- _THE PROBLEM_
Scan the data below for the string "balance". Copy every line where it appears.

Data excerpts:

# # #

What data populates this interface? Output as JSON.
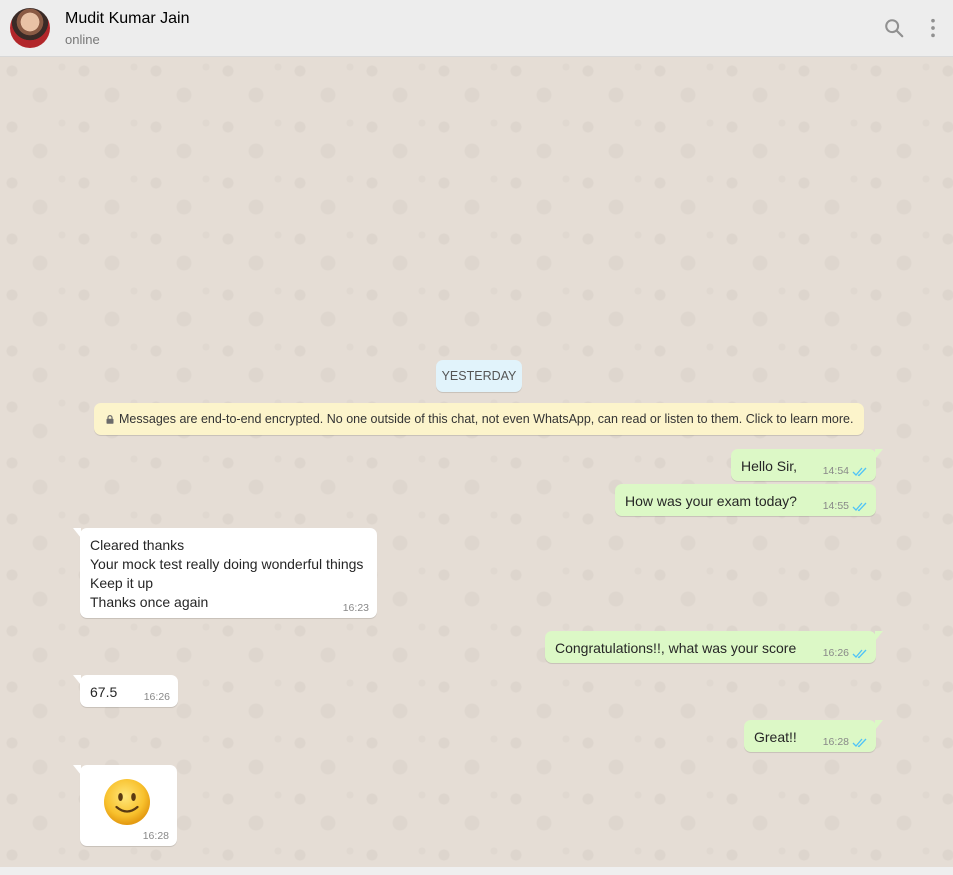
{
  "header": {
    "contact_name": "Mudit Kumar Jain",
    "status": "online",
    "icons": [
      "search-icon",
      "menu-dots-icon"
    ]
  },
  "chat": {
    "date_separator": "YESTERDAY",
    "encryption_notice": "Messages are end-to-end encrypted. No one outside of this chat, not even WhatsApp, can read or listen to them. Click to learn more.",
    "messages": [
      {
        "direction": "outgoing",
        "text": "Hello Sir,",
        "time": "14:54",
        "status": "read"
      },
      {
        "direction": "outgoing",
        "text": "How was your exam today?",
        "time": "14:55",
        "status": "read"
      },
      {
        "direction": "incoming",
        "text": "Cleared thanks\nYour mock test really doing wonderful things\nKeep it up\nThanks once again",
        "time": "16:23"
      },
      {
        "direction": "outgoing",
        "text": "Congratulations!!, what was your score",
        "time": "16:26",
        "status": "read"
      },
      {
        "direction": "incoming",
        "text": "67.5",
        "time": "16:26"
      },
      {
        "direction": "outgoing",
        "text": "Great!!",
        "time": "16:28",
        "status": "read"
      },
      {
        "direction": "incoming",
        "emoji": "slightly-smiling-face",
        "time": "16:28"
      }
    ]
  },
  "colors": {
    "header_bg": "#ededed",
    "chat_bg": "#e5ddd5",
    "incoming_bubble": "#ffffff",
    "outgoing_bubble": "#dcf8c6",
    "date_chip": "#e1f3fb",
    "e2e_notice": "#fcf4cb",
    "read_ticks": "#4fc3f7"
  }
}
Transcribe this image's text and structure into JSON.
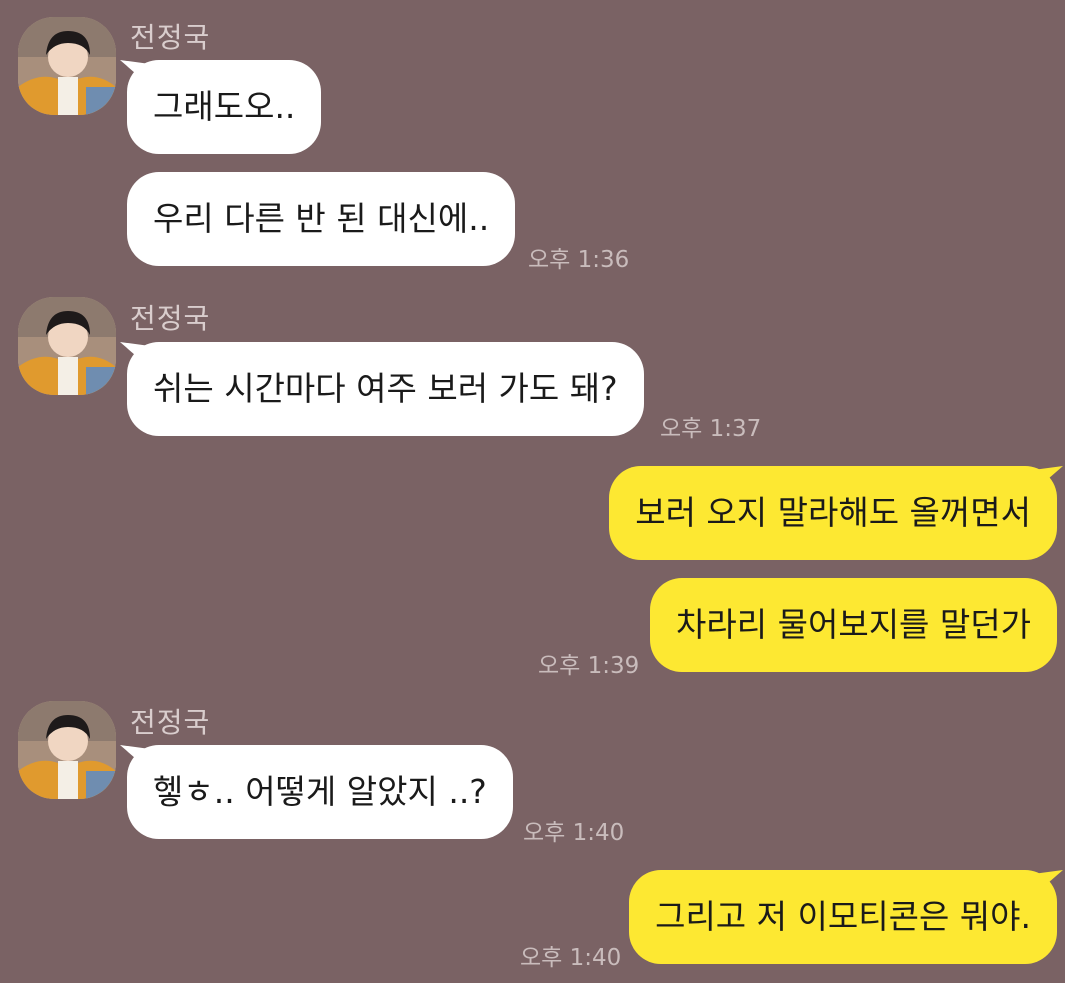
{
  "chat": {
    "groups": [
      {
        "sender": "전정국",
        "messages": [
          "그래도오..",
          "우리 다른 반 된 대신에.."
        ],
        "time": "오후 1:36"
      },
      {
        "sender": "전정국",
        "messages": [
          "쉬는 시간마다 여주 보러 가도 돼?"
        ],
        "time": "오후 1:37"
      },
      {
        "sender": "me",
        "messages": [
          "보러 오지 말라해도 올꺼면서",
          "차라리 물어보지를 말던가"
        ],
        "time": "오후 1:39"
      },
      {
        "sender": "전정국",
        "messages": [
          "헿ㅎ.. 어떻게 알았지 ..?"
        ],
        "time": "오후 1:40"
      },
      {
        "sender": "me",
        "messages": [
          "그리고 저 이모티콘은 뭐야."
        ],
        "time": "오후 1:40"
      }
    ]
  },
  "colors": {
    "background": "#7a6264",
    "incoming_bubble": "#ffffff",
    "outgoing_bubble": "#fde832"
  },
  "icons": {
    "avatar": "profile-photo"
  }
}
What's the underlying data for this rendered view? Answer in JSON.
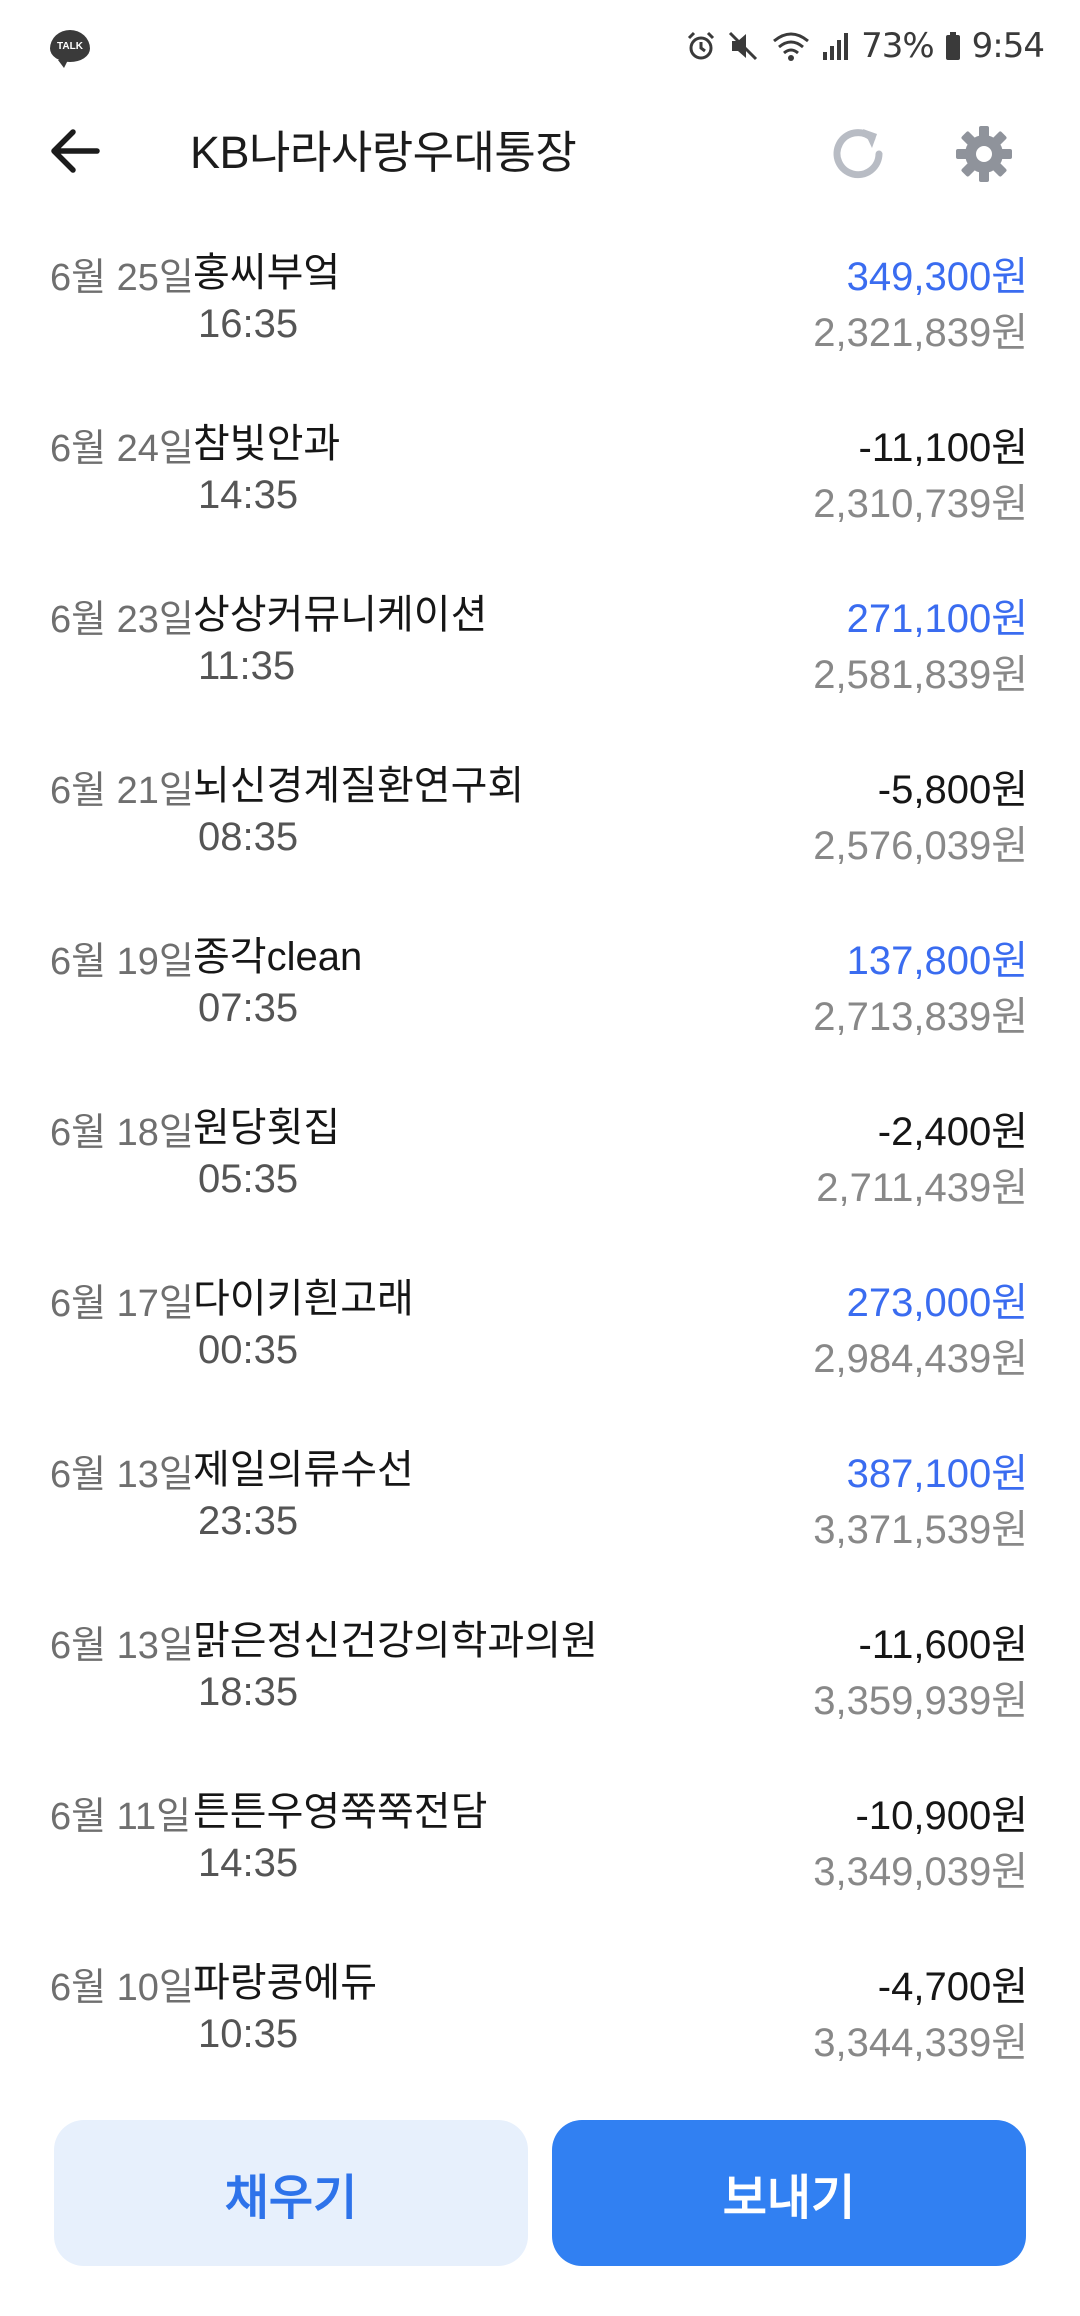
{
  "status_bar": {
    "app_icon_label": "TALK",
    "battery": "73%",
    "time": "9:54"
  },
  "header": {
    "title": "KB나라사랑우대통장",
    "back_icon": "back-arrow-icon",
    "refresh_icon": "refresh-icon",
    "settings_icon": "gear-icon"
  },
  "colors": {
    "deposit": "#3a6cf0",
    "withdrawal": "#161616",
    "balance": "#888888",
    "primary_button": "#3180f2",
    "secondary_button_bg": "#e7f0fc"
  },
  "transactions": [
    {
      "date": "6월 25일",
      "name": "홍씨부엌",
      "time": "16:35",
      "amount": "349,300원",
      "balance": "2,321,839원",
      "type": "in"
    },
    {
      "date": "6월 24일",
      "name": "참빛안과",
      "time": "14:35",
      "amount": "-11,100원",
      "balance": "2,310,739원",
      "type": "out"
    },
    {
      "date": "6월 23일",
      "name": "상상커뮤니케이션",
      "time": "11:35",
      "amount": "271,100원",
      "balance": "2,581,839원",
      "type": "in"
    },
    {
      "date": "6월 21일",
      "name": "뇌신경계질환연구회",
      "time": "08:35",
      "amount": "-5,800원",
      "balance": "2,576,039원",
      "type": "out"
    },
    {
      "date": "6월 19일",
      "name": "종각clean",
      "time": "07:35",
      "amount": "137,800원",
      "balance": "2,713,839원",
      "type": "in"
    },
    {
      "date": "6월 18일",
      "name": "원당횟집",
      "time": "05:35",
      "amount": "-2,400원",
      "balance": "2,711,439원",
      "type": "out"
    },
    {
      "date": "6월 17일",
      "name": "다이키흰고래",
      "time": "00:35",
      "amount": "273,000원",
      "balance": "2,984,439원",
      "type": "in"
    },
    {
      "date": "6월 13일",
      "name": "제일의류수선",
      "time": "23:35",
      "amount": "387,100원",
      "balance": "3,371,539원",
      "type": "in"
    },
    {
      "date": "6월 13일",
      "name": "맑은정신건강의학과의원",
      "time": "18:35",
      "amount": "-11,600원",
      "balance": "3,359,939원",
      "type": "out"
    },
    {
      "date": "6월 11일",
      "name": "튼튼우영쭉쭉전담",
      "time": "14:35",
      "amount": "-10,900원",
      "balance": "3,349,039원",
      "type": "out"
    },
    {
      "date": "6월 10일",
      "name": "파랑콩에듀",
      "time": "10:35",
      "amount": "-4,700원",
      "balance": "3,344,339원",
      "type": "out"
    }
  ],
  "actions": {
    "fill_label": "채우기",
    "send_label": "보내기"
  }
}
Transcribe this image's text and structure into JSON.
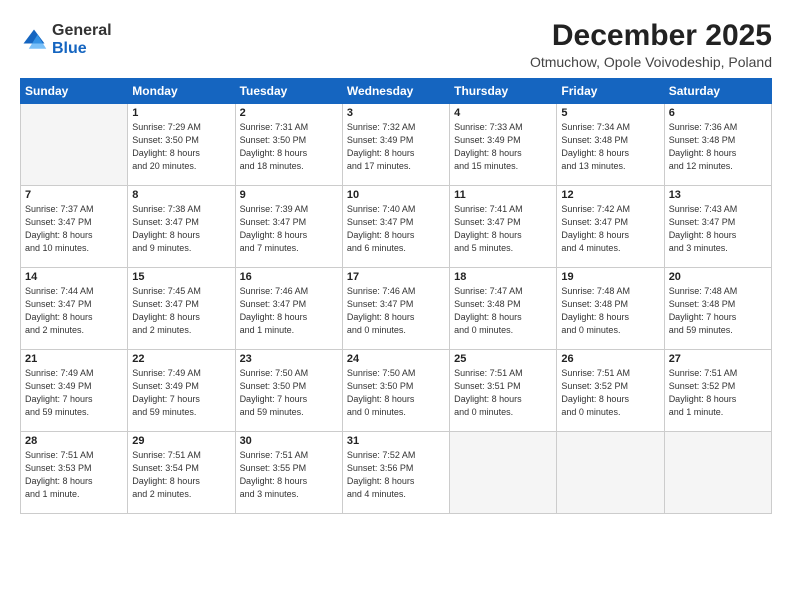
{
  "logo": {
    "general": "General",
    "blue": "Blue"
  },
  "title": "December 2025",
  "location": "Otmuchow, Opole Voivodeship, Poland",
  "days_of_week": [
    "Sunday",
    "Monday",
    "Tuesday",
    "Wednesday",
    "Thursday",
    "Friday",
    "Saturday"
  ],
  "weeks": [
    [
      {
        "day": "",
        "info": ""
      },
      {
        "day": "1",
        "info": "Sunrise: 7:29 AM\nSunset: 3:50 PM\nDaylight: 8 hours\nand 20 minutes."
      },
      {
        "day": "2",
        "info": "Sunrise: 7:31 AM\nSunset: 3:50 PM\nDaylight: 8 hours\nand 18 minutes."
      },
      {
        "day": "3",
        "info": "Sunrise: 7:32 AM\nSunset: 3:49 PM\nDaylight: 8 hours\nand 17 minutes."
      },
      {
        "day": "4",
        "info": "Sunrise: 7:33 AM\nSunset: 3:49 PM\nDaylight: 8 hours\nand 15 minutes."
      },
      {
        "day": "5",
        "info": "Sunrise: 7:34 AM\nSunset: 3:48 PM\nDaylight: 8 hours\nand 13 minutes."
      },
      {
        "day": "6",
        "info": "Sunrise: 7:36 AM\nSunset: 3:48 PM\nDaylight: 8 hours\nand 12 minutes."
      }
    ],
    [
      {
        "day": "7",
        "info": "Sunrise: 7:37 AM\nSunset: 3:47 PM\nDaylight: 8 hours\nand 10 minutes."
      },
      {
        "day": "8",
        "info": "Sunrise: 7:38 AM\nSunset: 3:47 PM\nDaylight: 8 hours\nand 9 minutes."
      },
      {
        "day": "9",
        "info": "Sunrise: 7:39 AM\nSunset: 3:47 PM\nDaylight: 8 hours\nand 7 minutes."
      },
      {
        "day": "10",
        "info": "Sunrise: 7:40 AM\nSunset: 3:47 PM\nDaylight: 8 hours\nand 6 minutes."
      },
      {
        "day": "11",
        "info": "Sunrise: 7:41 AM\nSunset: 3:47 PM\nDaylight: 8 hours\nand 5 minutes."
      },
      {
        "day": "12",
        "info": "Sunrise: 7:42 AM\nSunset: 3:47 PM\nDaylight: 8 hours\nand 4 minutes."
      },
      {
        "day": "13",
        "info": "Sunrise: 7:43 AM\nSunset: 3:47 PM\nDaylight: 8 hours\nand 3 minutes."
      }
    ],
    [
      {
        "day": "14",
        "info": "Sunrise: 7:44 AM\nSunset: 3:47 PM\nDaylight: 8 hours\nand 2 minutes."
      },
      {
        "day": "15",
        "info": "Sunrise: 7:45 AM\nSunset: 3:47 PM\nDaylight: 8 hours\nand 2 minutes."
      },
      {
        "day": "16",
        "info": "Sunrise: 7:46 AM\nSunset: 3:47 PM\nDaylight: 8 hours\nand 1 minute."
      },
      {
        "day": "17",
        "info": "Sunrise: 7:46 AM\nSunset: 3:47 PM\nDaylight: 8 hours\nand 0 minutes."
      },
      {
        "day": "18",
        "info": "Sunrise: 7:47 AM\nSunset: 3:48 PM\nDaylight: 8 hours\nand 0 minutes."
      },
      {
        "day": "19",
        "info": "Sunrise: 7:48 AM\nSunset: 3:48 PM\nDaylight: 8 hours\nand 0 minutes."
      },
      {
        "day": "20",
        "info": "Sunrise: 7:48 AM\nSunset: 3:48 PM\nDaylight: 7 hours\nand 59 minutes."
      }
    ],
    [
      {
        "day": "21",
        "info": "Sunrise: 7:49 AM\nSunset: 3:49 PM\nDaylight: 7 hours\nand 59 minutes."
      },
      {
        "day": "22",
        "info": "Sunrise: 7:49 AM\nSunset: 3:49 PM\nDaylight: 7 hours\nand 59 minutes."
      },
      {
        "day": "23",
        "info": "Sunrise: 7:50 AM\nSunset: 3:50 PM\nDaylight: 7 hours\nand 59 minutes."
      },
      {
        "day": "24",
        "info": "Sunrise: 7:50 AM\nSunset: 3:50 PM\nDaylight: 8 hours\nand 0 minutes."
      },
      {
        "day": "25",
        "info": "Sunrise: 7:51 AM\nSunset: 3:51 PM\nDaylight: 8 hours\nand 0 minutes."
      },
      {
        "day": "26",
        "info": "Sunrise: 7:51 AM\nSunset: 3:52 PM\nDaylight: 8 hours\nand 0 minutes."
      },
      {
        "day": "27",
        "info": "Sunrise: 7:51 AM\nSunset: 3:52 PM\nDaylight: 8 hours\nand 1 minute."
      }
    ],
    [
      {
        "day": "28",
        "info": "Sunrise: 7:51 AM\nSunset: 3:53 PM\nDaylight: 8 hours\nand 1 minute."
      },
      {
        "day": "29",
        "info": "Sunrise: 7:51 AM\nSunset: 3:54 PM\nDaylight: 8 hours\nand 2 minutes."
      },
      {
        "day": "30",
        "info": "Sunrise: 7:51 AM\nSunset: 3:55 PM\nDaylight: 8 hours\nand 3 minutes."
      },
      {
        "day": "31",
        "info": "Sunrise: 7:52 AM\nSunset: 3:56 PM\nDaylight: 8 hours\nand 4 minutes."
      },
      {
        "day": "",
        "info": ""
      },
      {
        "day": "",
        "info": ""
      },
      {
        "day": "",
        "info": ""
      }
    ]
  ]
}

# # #

- _TASK OUTPUT_
    "balance": "#888888",
      "balance": "2,321,839원",
      "balance": "2,310,739원",
      "balance": "2,581,839원",
      "balance": "2,576,039원",
      "balance": "2,713,839원",
      "balance": "2,711,439원",
      "balance": "2,984,439원",
      "balance": "3,371,539원",
      "balance": "3,359,939원",
      "balance": "3,349,039원",
      "balance": "3,344,339원",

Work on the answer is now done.